There’s no other way to put this. Traveling is expensive. Traveling with kids definitely doesn’t make it any cheaper. Compared to living at home and making your own meals, living and eating on the road can run up a bill fast. So what are some ways that you can save some cash on the road. Well here are some of our 5 favorite ways to reduce our costs on the road.
Pack Your Own Snacks
Kids are ALWAYS hungry except for lunch or dinner. Nothing kills a kids appetite faster than saying it’s dinner time. Unfortunately, when you are on that 8 hour bus tour and your toddler says she is starving and you have nothing to feed them, except that super expensive bag of chips at the snack stand, you are stuck paying for it just to keep the day moving along. Nothing is more expensive than buying snacks at the airport or a famous attraction(except for movie popcorn). Also when you are on the road and have to start buying snacks from convenience stores and gas stations, your budget is going to quickly take a hit. We like to always pack a cooler with drinks and food for our road trips to help reduce the cost of food and drinks on the road. Which leads into my next money saver which is….
Unless you are somewhere where drinking the local water supply can be hazardous for your health, drinking water can save TONS of money. For a family of 4, for everyone to order a non-alcoholic drink at a restaurant, at a price of 2.99 per drink, you are looking at $11.96 + tax per meal. Multiply that by 3 for breakfast, lunch, and dinner, and suddenly you’re at nearly $40 dollars a day just to have a drink at a meal. If you are traveling for 2 weeks, that is about $560 dollars in drinks on the road!! That’s a plane ticket across the US, or a couple plane tickets with WOW or Norwegian Airlines to Europe! Drink water when you can. It’s healthier and typically free!
This has been said time and time again on every travel website/blog there is but it is the number one way to save money when traveling. Unfortunately, school gets in the way of being super flexible with travel dates, however, if you want to spend two weeks in Europe, use a spring break week and combine it with an off peak season week to drop the cost a little. This can get you a 16 day vacation (3 weekends and 10 weekdays) with only missing five actual school days. The other option is to explore homeschooling, which is what we did.

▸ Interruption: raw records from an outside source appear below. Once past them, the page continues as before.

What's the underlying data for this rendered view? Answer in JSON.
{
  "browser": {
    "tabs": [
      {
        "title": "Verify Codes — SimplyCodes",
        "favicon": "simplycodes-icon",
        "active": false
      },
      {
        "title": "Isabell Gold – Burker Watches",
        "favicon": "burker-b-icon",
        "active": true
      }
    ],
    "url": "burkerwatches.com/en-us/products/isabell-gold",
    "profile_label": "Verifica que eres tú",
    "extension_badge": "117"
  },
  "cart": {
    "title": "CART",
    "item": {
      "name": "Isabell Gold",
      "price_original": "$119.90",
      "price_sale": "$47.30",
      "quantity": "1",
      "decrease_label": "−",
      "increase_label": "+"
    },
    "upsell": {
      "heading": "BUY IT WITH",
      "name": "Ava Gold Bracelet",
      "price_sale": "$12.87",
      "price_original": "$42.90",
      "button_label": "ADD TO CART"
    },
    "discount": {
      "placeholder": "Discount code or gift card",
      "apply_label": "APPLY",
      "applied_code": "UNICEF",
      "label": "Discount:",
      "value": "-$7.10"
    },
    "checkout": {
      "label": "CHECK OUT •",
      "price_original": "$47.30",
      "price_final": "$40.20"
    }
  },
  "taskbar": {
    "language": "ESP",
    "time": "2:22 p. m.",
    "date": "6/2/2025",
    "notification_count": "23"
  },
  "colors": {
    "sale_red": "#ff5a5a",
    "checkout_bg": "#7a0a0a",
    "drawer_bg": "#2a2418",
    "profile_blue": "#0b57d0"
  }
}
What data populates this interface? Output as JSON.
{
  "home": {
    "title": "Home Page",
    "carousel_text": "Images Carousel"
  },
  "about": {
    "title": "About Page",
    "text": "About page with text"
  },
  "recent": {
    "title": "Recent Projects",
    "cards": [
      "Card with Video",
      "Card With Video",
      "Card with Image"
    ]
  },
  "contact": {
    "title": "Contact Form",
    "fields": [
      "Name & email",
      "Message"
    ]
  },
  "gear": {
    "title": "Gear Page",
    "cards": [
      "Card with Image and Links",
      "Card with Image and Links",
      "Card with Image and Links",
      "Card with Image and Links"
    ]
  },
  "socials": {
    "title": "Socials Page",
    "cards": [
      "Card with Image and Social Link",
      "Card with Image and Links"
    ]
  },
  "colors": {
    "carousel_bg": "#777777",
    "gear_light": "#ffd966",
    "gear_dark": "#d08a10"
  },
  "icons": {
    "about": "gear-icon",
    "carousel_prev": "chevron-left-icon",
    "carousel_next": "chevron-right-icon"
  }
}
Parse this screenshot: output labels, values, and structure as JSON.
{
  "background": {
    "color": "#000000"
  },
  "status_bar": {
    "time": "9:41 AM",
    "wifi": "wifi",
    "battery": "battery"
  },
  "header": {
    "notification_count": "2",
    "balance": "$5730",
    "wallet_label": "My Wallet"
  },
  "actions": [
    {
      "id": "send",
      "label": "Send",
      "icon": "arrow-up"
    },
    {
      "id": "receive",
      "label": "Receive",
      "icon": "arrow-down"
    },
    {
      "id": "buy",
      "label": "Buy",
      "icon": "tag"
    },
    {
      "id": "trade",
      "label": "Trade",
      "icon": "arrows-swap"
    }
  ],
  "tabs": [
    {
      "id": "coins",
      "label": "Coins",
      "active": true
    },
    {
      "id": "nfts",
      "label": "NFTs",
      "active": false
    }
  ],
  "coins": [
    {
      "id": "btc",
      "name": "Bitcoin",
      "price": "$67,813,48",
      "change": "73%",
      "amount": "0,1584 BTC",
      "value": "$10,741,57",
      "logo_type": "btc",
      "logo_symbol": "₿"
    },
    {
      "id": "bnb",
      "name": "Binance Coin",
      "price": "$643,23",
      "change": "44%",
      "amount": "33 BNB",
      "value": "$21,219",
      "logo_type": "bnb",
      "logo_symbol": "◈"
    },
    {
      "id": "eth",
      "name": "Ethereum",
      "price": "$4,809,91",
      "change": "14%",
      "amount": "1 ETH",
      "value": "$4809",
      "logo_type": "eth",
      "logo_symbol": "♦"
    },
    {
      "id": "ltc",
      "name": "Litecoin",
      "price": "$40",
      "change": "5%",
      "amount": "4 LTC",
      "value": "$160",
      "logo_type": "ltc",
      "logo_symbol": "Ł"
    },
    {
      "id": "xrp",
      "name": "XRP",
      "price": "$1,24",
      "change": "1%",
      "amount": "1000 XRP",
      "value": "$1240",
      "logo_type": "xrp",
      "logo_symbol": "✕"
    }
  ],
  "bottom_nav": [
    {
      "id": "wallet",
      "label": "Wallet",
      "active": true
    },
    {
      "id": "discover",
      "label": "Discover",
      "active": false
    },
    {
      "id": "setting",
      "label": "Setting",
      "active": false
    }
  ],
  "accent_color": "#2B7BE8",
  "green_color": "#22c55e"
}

Being flexible with your dates, times, tours, etc. will always net you the lowest prices, as companies try to funnel customers to the non-peak season through aggressive pricing. This is not anything new, but you can save thousands and thousands of dollars by just moving your dates a week or two, or when it comes to airline tickets, by adjusting your departure and return dates just a little.
Use a Credit Card
Kids are expensive, as is life, so why not let some of those purchases work for you! Credit cards can give you a ton of travel benefits such as protection against theft, rental car insurance, TSA precheck or Global entry credit, extended warranties and much more. Many travel credit cards waive the foreign transaction fees as well. However, the best perk by far is cash back into your hand or credit on your account statement toward travel. If you travel and aren’t using a credit card to pay for everything you are leaving money on the table. My favorite travel credit card is the Capital One Venture Card. This card gives you double miles on ALL purchases, which equates to about 2% cash back when applied toward travel expenses.
Don’t Buy the Crap
You show a child anything that is bright, colorful, makes noise, changes colors, blows bubbles or looks cute, and a child will be drawn to it like a moth to a flame. Unfortunately, marketers know this, and thus every souvenir store on the planet is packed with endless trinkets that are made just to attract a childs attention. If you travel a lot, the cost of that $10 bubble wand adds up fast. Set the precedent early that the expectation is that they WILL NOT be getting a new toy every time they go someplace new. Just say “No!” Say it early and say it often. It is tempting to buy your child something to make the trip “that much more magical,” but the last thing you want is to have spent a couple hundred dollars on a bunch of junk that your child played with once. Plus, you have to get that crap home, and that just adds to the logistics of transporting a family with small children around the world.
If you enjoyed this article feel free to check out our other travel tips!